The input:
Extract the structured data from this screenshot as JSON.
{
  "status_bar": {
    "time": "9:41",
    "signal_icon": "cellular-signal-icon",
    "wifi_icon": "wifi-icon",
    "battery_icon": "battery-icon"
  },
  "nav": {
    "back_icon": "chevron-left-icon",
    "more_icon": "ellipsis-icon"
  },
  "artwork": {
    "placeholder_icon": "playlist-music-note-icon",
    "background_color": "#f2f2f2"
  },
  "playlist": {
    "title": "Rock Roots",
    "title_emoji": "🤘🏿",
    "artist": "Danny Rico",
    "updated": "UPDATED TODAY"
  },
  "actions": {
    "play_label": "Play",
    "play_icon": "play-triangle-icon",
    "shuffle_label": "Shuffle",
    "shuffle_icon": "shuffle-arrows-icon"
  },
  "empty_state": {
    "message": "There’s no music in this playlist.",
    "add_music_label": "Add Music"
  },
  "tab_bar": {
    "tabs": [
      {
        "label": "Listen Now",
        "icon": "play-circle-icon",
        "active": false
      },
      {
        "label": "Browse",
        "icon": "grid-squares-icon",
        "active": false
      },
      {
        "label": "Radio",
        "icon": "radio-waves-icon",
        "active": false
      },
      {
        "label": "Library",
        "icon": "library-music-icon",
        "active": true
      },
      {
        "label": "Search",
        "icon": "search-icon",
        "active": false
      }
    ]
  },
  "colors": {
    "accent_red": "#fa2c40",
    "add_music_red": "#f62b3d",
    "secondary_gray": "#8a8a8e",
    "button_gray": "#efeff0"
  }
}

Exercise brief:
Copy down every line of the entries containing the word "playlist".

Response:
    "placeholder_icon": "playlist-music-note-icon",
  "playlist": {
    "message": "There’s no music in this playlist.",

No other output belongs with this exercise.